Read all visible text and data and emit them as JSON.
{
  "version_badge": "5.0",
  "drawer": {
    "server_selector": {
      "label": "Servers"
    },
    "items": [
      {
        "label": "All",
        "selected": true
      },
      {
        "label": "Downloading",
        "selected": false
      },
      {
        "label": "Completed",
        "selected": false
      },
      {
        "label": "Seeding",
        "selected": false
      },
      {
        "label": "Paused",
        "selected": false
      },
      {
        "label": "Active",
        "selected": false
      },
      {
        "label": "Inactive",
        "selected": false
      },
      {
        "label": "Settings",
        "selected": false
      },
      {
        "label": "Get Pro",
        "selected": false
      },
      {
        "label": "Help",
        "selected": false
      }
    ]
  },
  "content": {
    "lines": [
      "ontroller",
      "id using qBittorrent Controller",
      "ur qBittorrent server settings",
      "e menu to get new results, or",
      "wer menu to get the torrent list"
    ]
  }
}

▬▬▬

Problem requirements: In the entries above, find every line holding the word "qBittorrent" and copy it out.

Exercise answer:
      "id using qBittorrent Controller",
      "ur qBittorrent server settings",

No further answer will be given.